Stenosis or obstruction of the sylvian aqueduct will result in excessive accumulation of CSF within the lateral and third ventricles, a pattern known as triventricular hydrocephalus. At varying degrees of severity of stenosis, there will be fullness of the frontal and temporal horns of the lateral ventricles, anterior bowing of the lamina terminalis, inferior bowing of the floor of the third ventricle, and splaying of the chiasmatic and infundibular recesses of the third ventricle. The fourth ventricle is not dilated in this condition. Historically, stenosis or obstruction of the sylvian aqueduct has been referred to as obstructive hydrocephalus.
If the fourth ventricle is also dilated, in a pattern referred to as tetraventricular hydrocephalus, (Fig. 11.3), the assumption is that the sylvian aqueduct of is patent. This has historically been ascribed to the overproduction and/or underabsorption of CSF, and it is referred to as communicating hydrocephalus; however, this term is often inaccurately applied and misleading. Many patients with a tetraventricular hydrocephalus actually do have an obstruction, with arachnoid webs or membranes obstructing the outflow of CSF from the fourth ventricle (Fig. 11.3). A persistent Blake’s-pouch cyst without fenestration is a consideration for a fourth ventricular outflow obstruction. It is known that patients with meningeal irritation/inflammation from meningitis can have impaired CSF resorption resulting in tetraventricular ventriculomegaly, and they may possibly also have prominence of the extra-axial space. This prominence is more common in the neonate because of the ability of the neonatal skull to enlarge (Fig. 11.4).
Hydrocephalus with isolated enlargement of the subarachnoid space without signs of ventricular enlargement has been referred to as external hydrocephalus. This term is confusing and often mistakenly applied; most patients suspected of having this condition actually have normal pressures and instead have a condition known as benign enlargement of the subarachnoid spaces of infancy (BESSI) (further described below) (Fig. 11.5).

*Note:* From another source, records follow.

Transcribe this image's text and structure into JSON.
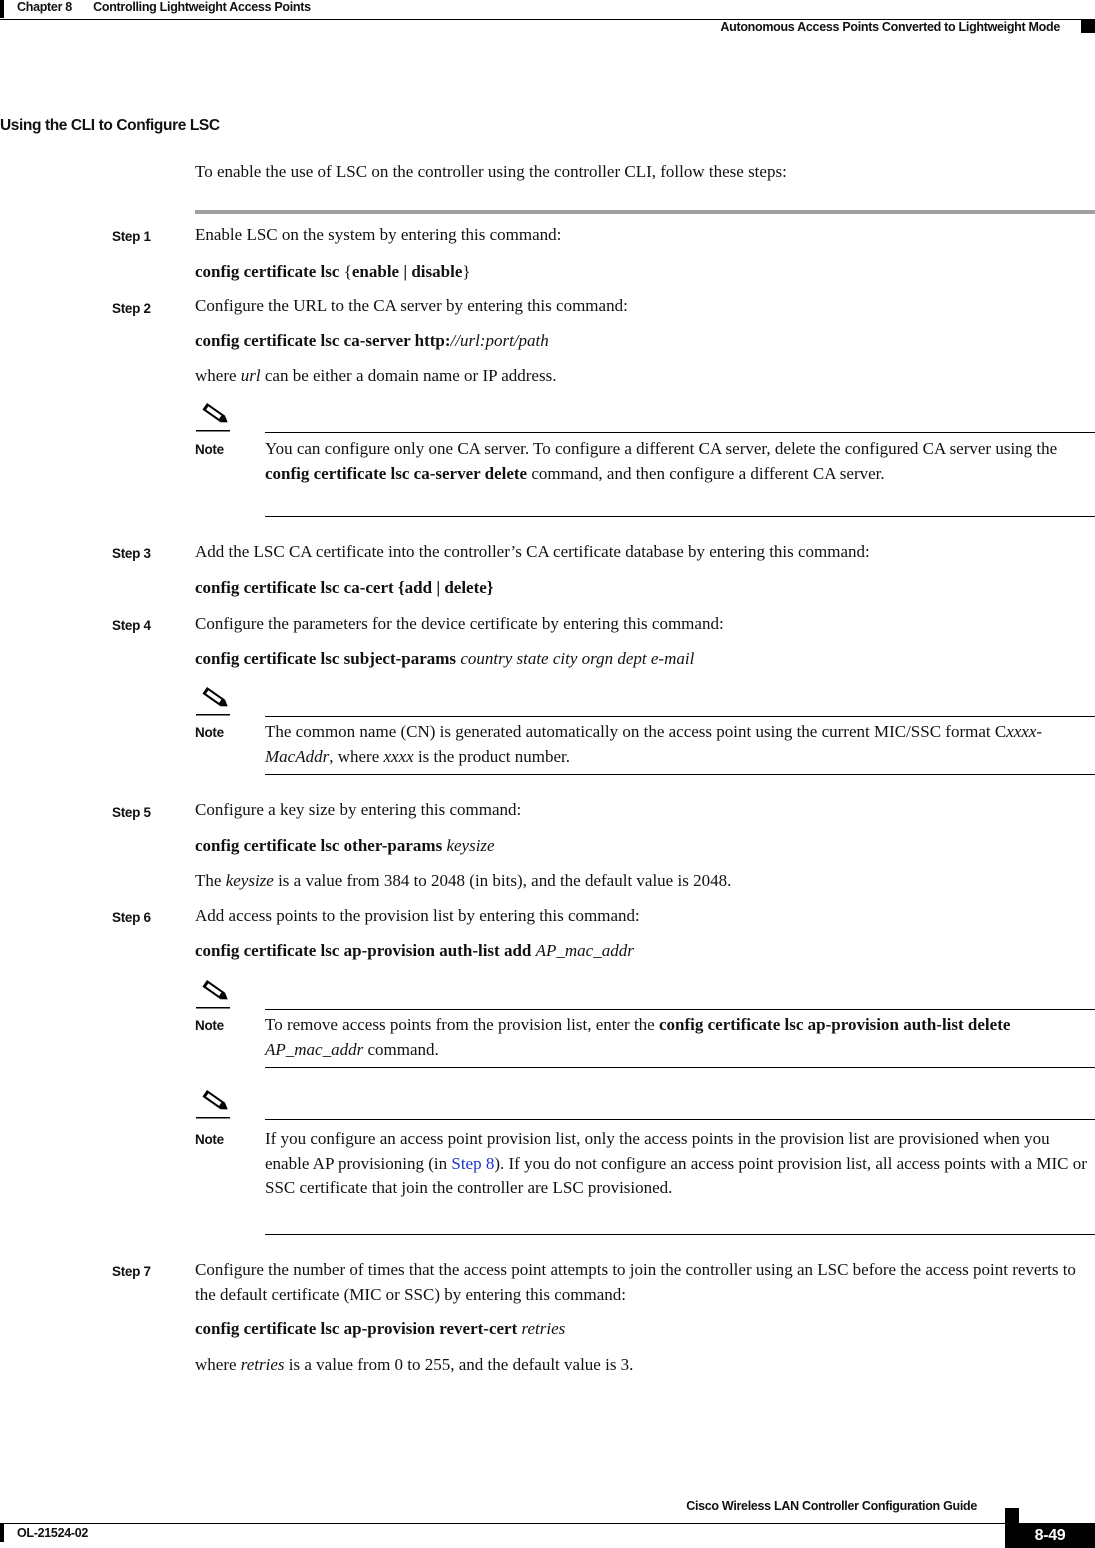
{
  "header": {
    "chapter_num": "Chapter 8",
    "chapter_title": "Controlling Lightweight Access Points",
    "section": "Autonomous Access Points Converted to Lightweight Mode"
  },
  "section_title": "Using the CLI to Configure LSC",
  "intro": "To enable the use of LSC on the controller using the controller CLI, follow these steps:",
  "steps": [
    {
      "label": "Step 1",
      "text": "Enable LSC on the system by entering this command:",
      "command_bold": "config certificate lsc ",
      "command_rest": "{enable | disable}",
      "command_parts": [
        "config certificate lsc {",
        "enable",
        " | ",
        "disable",
        "}"
      ]
    },
    {
      "label": "Step 2",
      "text": "Configure the URL to the CA server by entering this command:",
      "command_bold": "config certificate lsc ca-server http:",
      "command_italic": "//url:port/path",
      "detail_pre": "where ",
      "detail_italic": "url",
      "detail_post": " can be either a domain name or IP address.",
      "note": {
        "label": "Note",
        "pre": "You can configure only one CA server. To configure a different CA server, delete the configured CA server using the ",
        "bold": "config certificate lsc ca-server delete",
        "post": " command, and then configure a different CA server."
      }
    },
    {
      "label": "Step 3",
      "text": "Add the LSC CA certificate into the controller’s CA certificate database by entering this command:",
      "command_parts": [
        "config certificate lsc ca-cert {",
        "add",
        " | ",
        "delete",
        "}"
      ]
    },
    {
      "label": "Step 4",
      "text": "Configure the parameters for the device certificate by entering this command:",
      "command_bold": "config certificate lsc subject-params",
      "command_italic": "country state city orgn dept e-mail",
      "note": {
        "label": "Note",
        "p1": "The common name (CN) is generated automatically on the access point using the current MIC/SSC format C",
        "i1": "xxxx-MacAddr",
        "p2": ", where ",
        "i2": "xxxx",
        "p3": " is the product number."
      }
    },
    {
      "label": "Step 5",
      "text": "Configure a key size by entering this command:",
      "command_bold": "config certificate lsc other-params",
      "command_italic": "keysize",
      "detail_pre": "The ",
      "detail_italic": "keysize",
      "detail_post": " is a value from 384 to 2048 (in bits), and the default value is 2048."
    },
    {
      "label": "Step 6",
      "text": "Add access points to the provision list by entering this command:",
      "command_bold": "config certificate lsc ap-provision auth-list add",
      "command_italic": "AP_mac_addr",
      "note1": {
        "label": "Note",
        "pre": "To remove access points from the provision list, enter the ",
        "bold1": "config certificate lsc ap-provision auth-list delete",
        "italic": "AP_mac_addr",
        "post": " command."
      },
      "note2": {
        "label": "Note",
        "pre": "If you configure an access point provision list, only the access points in the provision list are provisioned when you enable AP provisioning (in ",
        "link": "Step 8",
        "post": "). If you do not configure an access point provision list, all access points with a MIC or SSC certificate that join the controller are LSC provisioned."
      }
    },
    {
      "label": "Step 7",
      "text": "Configure the number of times that the access point attempts to join the controller using an LSC before the access point reverts to the default certificate (MIC or SSC) by entering this command:",
      "command_bold": "config certificate lsc ap-provision revert-cert",
      "command_italic": "retries",
      "detail_pre": "where ",
      "detail_italic": "retries",
      "detail_post": " is a value from 0 to 255, and the default value is 3."
    }
  ],
  "footer": {
    "guide_title": "Cisco Wireless LAN Controller Configuration Guide",
    "doc_number": "OL-21524-02",
    "page_number": "8-49"
  },
  "colors": {
    "link": "#1a35c9",
    "rule_gray": "#a0a0a0"
  }
}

Similarly, it is possible for a patient to have enlarged ventricles (ventriculomegaly) without having any abnormal CSF pressures or imbalance in CSF production/transit/resorption. The most common setting in which this is encountered is that of juxtaventricular parenchymal volume loss, which results in ex-vacuo enlargement of the ventricular system (Fig. 11.6). This is a situation in which ventriculomegaly can exist without hydrocephalus, a condition that would not benefit from procedures for diverting CSF flow, such as the placement of a ventriculoperitoneal (VP) shunt. However, a common cause of parenchymal volume loss in children is prior germinal matrix hemorrhage and/or white-matter disease of prematurity, which themselves can result in hydrocephalus. Therefore, a patient can have hydrocephalus superimposed upon ex-vacuo ventriculomegaly. Differentiation between the conditions can be challenging; however, it is important to be aware that because pure ex-vacuo ventriculomegaly is associated with normal intraventricular pressures, there will be no evidence of abnormal splaying of the third ventricular recesses and the sylvian aqueduct should be patent.
An additional and more complicated type of hydrocephalus is complex post hemorrhagic hydrocephalus, which is commonly encountered in premature infants. In addition to obstruction of the sylvian aqueduct, this condition may include loculated membranes and adhesions within the lateral ventricles, possibly requiring either cyst fenestration or the placement of separate shunt catheters within each lateral ventricle (Fig. 11.7).